Extracted records
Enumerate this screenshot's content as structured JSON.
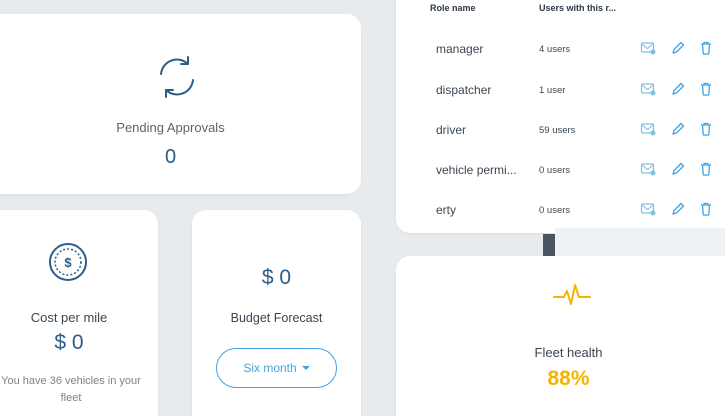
{
  "pending": {
    "label": "Pending Approvals",
    "value": "0",
    "icon": "sync-icon"
  },
  "cost": {
    "label": "Cost per mile",
    "value": "$ 0",
    "note": "You have 36 vehicles in your fleet",
    "icon": "dollar-coin-icon"
  },
  "budget": {
    "value": "$ 0",
    "label": "Budget Forecast",
    "dropdown_value": "Six month"
  },
  "roles": {
    "headers": [
      "Role name",
      "Users with this r..."
    ],
    "rows": [
      {
        "name": "manager",
        "users": "4 users"
      },
      {
        "name": "dispatcher",
        "users": "1 user"
      },
      {
        "name": "driver",
        "users": "59 users"
      },
      {
        "name": "vehicle permi...",
        "users": "0 users"
      },
      {
        "name": "erty",
        "users": "0 users"
      }
    ],
    "actions": [
      "message-icon",
      "pencil-icon",
      "trash-icon"
    ]
  },
  "health": {
    "label": "Fleet health",
    "value": "88%",
    "icon": "heartbeat-icon",
    "color": "#f5b400"
  },
  "colors": {
    "accent": "#3fa4e0",
    "value_blue": "#2b5c8a",
    "warning": "#f5b400"
  }
}
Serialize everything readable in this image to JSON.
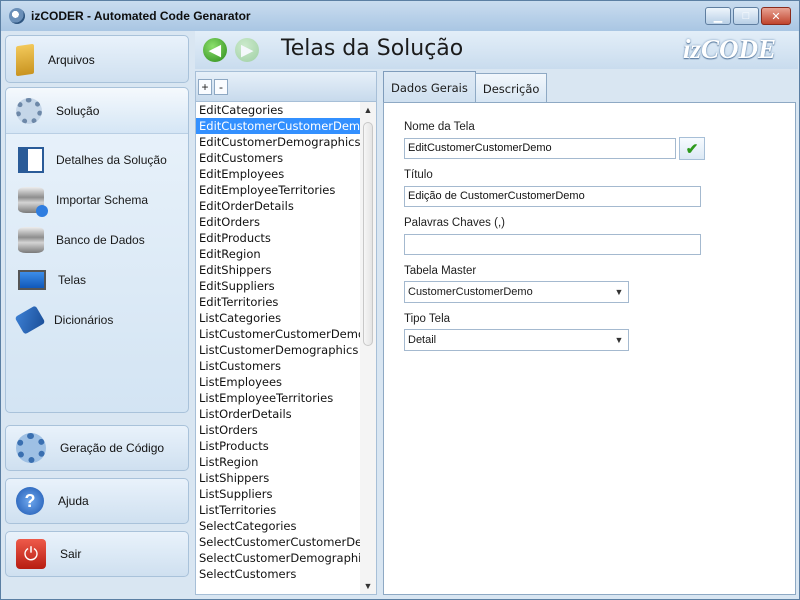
{
  "window": {
    "title": "izCODER - Automated Code Genarator"
  },
  "sidebar": {
    "arquivos": "Arquivos",
    "solucao": "Solução",
    "sub_items": [
      {
        "label": "Detalhes da Solução",
        "icon": "details-window-icon"
      },
      {
        "label": "Importar Schema",
        "icon": "import-database-icon"
      },
      {
        "label": "Banco de Dados",
        "icon": "database-icon"
      },
      {
        "label": "Telas",
        "icon": "monitor-icon"
      },
      {
        "label": "Dicionários",
        "icon": "book-icon"
      }
    ],
    "geracao": "Geração de Código",
    "ajuda": "Ajuda",
    "sair": "Sair"
  },
  "header": {
    "title": "Telas da Solução",
    "logo": "izCODE"
  },
  "list": {
    "add_label": "+",
    "remove_label": "-",
    "selected_index": 1,
    "items": [
      "EditCategories",
      "EditCustomerCustomerDemo",
      "EditCustomerDemographics",
      "EditCustomers",
      "EditEmployees",
      "EditEmployeeTerritories",
      "EditOrderDetails",
      "EditOrders",
      "EditProducts",
      "EditRegion",
      "EditShippers",
      "EditSuppliers",
      "EditTerritories",
      "ListCategories",
      "ListCustomerCustomerDemo",
      "ListCustomerDemographics",
      "ListCustomers",
      "ListEmployees",
      "ListEmployeeTerritories",
      "ListOrderDetails",
      "ListOrders",
      "ListProducts",
      "ListRegion",
      "ListShippers",
      "ListSuppliers",
      "ListTerritories",
      "SelectCategories",
      "SelectCustomerCustomerDemo",
      "SelectCustomerDemographics",
      "SelectCustomers"
    ]
  },
  "tabs": {
    "dados_gerais": "Dados Gerais",
    "descricao": "Descrição"
  },
  "form": {
    "nome_label": "Nome da Tela",
    "nome_value": "EditCustomerCustomerDemo",
    "titulo_label": "Título",
    "titulo_value": "Edição de CustomerCustomerDemo",
    "palavras_label": "Palavras Chaves (,)",
    "palavras_value": "",
    "tabela_label": "Tabela Master",
    "tabela_value": "CustomerCustomerDemo",
    "tipo_label": "Tipo Tela",
    "tipo_value": "Detail"
  },
  "colors": {
    "selection": "#3390ff",
    "accent": "#2e9a1d"
  }
}
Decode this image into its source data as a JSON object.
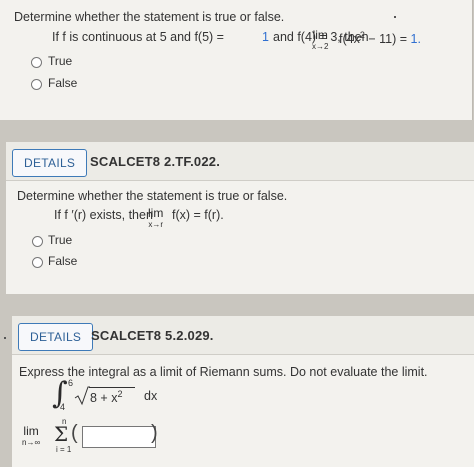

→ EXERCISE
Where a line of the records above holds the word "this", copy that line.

→ EXERCISE RESULT
Enumerate this screenshot's content as structured JSON.
      "Users with this r..."
Serialize everything readable in this image to JSON.
Decode this image into its source data as a JSON object.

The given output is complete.